For nearly all of the 20th century, employment of older workers decreased as increasing numbers retired. But since the mid-1990s, this trend has reversed. Employment among men at least 65 years of age, for example, has increased.
The Great Recession of recent years has masked this long-term trend and the reasons for it and has also led to some erroneous conclusions about it. Often older workers are seen as being in the way of younger workers who need them to step aside to free up jobs. Yet, there is hardly any evidence to back up such an argument.
It is also generally not the case that older workers return to the workforce because they must. Indeed, "unretirement" is highest among more educated workers, who tend to be more affluent as well.
Workers who unretire do so for a variety of reasons.
Some may retire then return to the workforce because they want jobs with less stress. They deliberately trade earnings from their pre-retirement job for one with lower earnings but less stress and more flexibility. Many move from professional or managerial positions to service or support positions.
Some may seek jobs they find more fulfilling. Many long planned to retire, then unretired. Once they reached a socially acceptable age to stop working and achieved an income stream independent of work, such as Social Security or pension benefits, they exercised the freedom to work where they want.
More generally, older workers, like other workers, like being productive and engaging in activities in which they see value. They like being valued. They also like the social connections of work.
Rather than being a sign of economies in distress, unretiring workers can help recovering or prospering economies grow even more. The number of workers entering retirement may exceed the number of workers entering the workforce in coming years. As a result, employers need older workers.
Without older workers, we may, in the long run, face significant labor shortages. The ratio of non-workers to workers would increase even faster, and national consumption would grow even faster than production. This would ultimately strain Social Security and Medicare and slow economic growth.
Though work at older ages can benefit both the economy and retirees themselves, public policy does not always facilitate it. The retirement earning test in the early years of Social Security eligibility, for example, is perceived as a disincentive to work.
At the same time, the United States does have some advantages in facilitating unretirement not seen in Europe. Although Europe faces many of the same demographic and economic conditions that the United States does, employment rates among older workers are already significantly higher here than in Europe.
Education policies may need to shift to support late-career transitions. In particular, workers will need greater opportunities for continuing education for re-training and other preparation for job transitions.
Employers, if wishing to attract more older workers, will also need to make adjustments for them. For example, they may need to change the way they organize work to offer older employees the flexible hours they desire.
Unretirement is one alternative path to the traditional retirement transition of ceasing work completely after leaving the labor force. Partial retirement is another. As workers become increasingly diverse in their careers, we can expect them to want increasingly diverse transitions to retirement. Policies to support and encourage work at older ages will help facilitate these kinds of transitions by those who desire them.
Nicole Maestas is a senior economist and director of the Economics, Sociology and Statistics Department at the nonprofit, nonpartisan RAND Corporation.

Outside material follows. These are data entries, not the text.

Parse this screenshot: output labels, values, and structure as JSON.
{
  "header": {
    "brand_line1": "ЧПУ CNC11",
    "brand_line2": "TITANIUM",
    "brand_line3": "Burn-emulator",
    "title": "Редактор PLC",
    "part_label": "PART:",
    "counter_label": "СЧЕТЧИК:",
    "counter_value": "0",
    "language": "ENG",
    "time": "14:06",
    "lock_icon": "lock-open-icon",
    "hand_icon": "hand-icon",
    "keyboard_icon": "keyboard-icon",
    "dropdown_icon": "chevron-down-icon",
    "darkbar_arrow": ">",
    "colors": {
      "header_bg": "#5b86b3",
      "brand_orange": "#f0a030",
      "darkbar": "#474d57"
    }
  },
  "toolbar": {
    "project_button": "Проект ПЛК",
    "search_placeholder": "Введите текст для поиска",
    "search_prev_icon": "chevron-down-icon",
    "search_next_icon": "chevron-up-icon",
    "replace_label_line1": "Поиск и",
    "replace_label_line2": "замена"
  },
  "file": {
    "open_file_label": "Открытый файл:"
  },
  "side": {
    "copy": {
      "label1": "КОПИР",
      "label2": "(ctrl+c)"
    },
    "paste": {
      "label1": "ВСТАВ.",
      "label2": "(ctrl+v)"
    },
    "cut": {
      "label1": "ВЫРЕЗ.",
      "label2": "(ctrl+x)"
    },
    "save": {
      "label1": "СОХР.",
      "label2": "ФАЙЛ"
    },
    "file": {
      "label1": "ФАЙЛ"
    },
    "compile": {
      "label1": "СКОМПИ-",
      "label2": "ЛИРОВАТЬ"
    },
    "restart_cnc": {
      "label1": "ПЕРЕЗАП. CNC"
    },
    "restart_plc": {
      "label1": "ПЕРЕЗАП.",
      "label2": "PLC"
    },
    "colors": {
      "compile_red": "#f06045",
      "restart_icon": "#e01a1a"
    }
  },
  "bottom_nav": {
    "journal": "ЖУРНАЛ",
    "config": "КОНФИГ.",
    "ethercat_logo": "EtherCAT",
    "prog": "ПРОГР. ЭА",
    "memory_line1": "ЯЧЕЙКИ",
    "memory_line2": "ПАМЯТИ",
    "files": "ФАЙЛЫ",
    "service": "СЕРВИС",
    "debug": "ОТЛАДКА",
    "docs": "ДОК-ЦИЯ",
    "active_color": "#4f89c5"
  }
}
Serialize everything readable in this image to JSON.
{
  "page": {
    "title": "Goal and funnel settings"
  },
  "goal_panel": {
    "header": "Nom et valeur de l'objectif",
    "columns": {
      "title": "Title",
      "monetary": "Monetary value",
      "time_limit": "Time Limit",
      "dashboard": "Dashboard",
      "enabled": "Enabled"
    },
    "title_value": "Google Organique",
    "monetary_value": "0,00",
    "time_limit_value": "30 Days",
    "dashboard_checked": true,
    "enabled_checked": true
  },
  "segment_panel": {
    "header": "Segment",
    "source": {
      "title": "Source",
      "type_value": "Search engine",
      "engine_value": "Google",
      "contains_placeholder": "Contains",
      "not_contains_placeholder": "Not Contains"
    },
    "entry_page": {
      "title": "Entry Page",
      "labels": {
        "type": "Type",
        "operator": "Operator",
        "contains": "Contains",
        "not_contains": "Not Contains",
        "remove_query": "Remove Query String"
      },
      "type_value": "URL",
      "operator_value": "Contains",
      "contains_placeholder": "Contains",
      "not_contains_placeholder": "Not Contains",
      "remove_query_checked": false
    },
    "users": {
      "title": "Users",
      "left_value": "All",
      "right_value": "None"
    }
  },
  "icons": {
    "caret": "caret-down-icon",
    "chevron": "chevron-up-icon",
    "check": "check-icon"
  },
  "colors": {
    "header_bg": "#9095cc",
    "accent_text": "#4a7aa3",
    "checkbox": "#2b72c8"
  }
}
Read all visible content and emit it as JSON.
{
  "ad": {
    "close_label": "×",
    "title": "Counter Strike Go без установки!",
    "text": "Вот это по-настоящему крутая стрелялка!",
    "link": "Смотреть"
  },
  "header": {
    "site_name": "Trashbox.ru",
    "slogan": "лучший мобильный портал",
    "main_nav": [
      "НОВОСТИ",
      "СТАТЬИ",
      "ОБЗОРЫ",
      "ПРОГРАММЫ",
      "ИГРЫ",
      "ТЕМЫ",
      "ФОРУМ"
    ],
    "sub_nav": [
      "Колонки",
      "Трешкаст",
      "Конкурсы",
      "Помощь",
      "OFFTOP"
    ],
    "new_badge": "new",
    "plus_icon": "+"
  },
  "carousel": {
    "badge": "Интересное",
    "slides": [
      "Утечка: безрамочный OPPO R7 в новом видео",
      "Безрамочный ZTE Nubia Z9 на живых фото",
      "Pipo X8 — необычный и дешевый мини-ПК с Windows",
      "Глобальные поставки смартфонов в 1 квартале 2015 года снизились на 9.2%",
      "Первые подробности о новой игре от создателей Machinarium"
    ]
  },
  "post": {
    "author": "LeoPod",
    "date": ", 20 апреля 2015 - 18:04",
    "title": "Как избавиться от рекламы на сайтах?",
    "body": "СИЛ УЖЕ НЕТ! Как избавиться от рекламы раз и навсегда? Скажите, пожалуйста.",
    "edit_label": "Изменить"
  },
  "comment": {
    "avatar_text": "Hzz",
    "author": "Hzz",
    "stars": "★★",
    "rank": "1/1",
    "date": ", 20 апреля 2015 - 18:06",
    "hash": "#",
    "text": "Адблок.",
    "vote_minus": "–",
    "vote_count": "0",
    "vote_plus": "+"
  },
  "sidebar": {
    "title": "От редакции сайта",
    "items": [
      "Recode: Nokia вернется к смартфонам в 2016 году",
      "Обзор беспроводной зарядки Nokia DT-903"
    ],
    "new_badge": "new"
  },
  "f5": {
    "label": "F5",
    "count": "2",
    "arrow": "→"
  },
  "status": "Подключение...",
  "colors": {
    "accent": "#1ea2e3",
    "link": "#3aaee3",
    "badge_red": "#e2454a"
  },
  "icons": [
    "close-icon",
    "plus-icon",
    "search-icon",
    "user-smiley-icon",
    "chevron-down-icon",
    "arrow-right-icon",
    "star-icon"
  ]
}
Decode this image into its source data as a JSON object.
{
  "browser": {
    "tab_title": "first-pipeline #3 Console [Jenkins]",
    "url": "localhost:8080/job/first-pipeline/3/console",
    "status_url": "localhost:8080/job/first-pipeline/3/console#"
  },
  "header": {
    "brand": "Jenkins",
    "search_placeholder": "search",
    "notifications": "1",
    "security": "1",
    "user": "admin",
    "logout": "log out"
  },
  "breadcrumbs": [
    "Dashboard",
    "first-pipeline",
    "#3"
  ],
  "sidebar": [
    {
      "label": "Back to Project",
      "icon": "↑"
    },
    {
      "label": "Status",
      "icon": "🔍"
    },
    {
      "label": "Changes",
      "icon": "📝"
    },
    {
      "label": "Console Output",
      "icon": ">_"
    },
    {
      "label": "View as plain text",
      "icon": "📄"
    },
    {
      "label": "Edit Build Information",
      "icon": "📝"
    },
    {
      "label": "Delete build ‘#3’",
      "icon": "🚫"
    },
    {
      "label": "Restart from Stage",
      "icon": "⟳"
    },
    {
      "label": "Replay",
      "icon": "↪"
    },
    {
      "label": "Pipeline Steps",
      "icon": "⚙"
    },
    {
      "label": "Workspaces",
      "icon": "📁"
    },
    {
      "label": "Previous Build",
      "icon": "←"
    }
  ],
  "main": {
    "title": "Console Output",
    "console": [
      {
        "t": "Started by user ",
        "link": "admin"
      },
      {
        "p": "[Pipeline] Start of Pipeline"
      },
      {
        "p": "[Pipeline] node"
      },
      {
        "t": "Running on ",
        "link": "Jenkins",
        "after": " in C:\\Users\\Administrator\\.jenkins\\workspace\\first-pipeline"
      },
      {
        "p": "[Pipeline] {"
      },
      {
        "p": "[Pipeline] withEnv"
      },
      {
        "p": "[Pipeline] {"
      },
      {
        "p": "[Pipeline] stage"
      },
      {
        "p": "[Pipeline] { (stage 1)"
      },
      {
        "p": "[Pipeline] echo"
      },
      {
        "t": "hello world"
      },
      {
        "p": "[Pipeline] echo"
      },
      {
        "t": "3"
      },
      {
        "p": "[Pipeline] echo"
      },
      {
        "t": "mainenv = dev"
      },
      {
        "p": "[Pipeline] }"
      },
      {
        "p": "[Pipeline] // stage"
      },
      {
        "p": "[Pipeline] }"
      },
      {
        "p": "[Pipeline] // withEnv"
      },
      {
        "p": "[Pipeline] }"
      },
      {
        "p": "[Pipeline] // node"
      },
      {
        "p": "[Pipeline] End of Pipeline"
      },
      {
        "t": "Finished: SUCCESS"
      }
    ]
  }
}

This commentary originally appeared in The Orange County Register on December 11, 2012. Commentary gives RAND researchers a platform to convey insights based on their professional expertise and often on their peer-reviewed research and analysis.